> WORK REQUIRED:
Only a number is wanted here: the number of lines of the data that include "Default".

(Records excerpted from a collection)
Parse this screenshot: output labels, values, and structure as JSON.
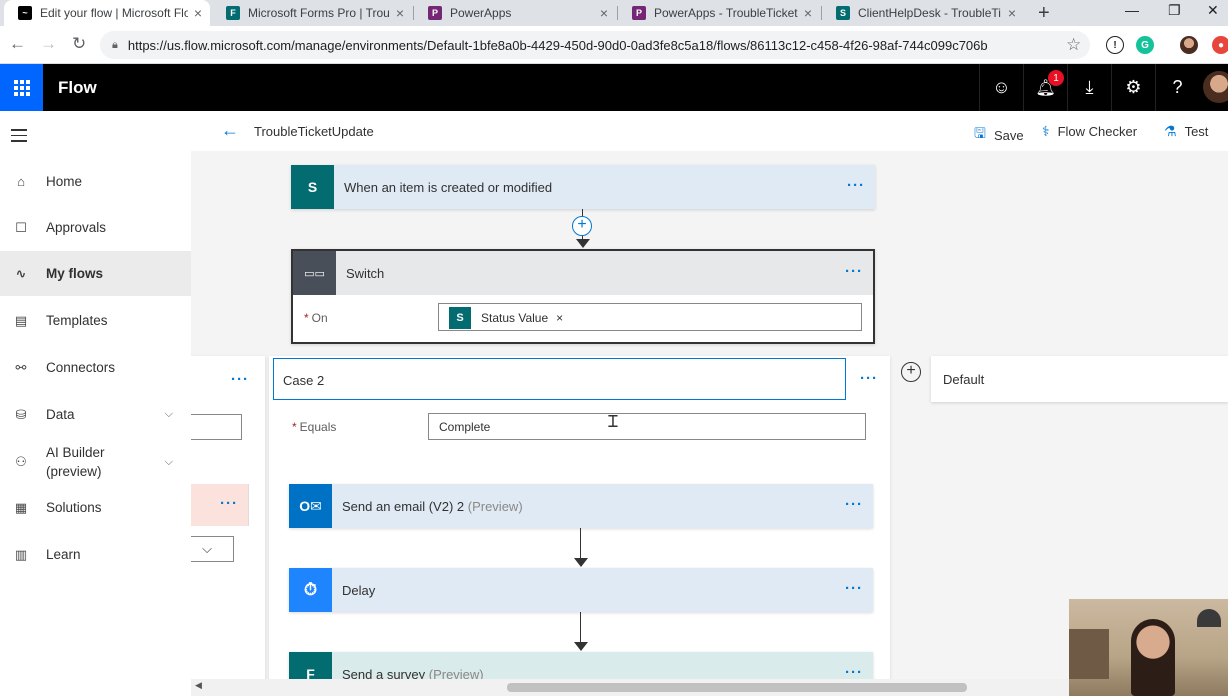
{
  "browser": {
    "tabs": [
      {
        "label": "Edit your flow | Microsoft Flow",
        "color": "#000000",
        "glyph": "~"
      },
      {
        "label": "Microsoft Forms Pro | Trouble",
        "color": "#036c70",
        "glyph": "F"
      },
      {
        "label": "PowerApps",
        "color": "#742774",
        "glyph": "P"
      },
      {
        "label": "PowerApps - TroubleTickets",
        "color": "#742774",
        "glyph": "P"
      },
      {
        "label": "ClientHelpDesk - TroubleTi",
        "color": "#036c70",
        "glyph": "S"
      }
    ],
    "url": "https://us.flow.microsoft.com/manage/environments/Default-1bfe8a0b-4429-450d-90d0-0ad3fe8c5a18/flows/86113c12-c458-4f26-98af-744c099c706b"
  },
  "header": {
    "app_name": "Flow",
    "notification_count": "1"
  },
  "nav": {
    "items": [
      {
        "label": "Home",
        "icon": "⌂"
      },
      {
        "label": "Approvals",
        "icon": "☐"
      },
      {
        "label": "My flows",
        "icon": "∿"
      },
      {
        "label": "Templates",
        "icon": "▤"
      },
      {
        "label": "Connectors",
        "icon": "⚯"
      },
      {
        "label": "Data",
        "icon": "⛁"
      },
      {
        "label": "AI Builder (preview)",
        "icon": "⚇"
      },
      {
        "label": "Solutions",
        "icon": "▦"
      },
      {
        "label": "Learn",
        "icon": "▥"
      }
    ]
  },
  "toolbar": {
    "flow_name": "TroubleTicketUpdate",
    "save": "Save",
    "flow_checker": "Flow Checker",
    "test": "Test"
  },
  "canvas": {
    "trigger": "When an item is created or modified",
    "switch": {
      "title": "Switch",
      "on_label": "On",
      "token": "Status Value"
    },
    "case2": {
      "title": "Case 2",
      "equals_label": "Equals",
      "equals_value": "Complete"
    },
    "default_title": "Default",
    "actions": [
      {
        "title": "Send an email (V2) 2",
        "suffix": "(Preview)",
        "color": "#0072c6"
      },
      {
        "title": "Delay",
        "suffix": "",
        "color": "#1f85ff"
      },
      {
        "title": "Send a survey",
        "suffix": "(Preview)",
        "color": "#036c70"
      }
    ]
  },
  "colors": {
    "accent": "#0078d4",
    "waffle": "#0066ff",
    "trigger_icon": "#036c70",
    "switch_icon": "#484f58"
  }
}
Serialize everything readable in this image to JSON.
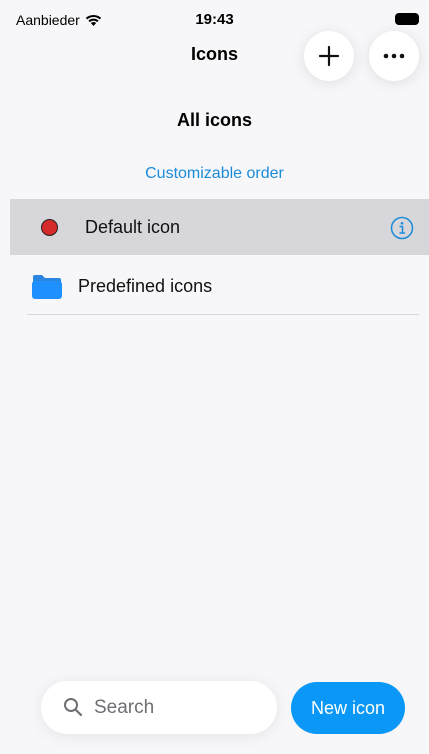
{
  "status": {
    "carrier": "Aanbieder",
    "time": "19:43"
  },
  "nav": {
    "title": "Icons",
    "add_icon": "plus-icon",
    "more_icon": "ellipsis-icon"
  },
  "list": {
    "section_title": "All icons",
    "order_link": "Customizable order",
    "items": [
      {
        "label": "Default icon",
        "icon": "red-dot-icon",
        "selected": true,
        "accessory": "info-icon"
      },
      {
        "label": "Predefined icons",
        "icon": "folder-icon",
        "selected": false
      }
    ]
  },
  "bottom": {
    "search_label": "Search",
    "new_button": "New icon"
  },
  "colors": {
    "accent": "#0a97f5",
    "link": "#1a8bd9",
    "selected_row": "#d6d6db",
    "dot": "#d52b2b"
  }
}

> SOLVED EXERCISE:
3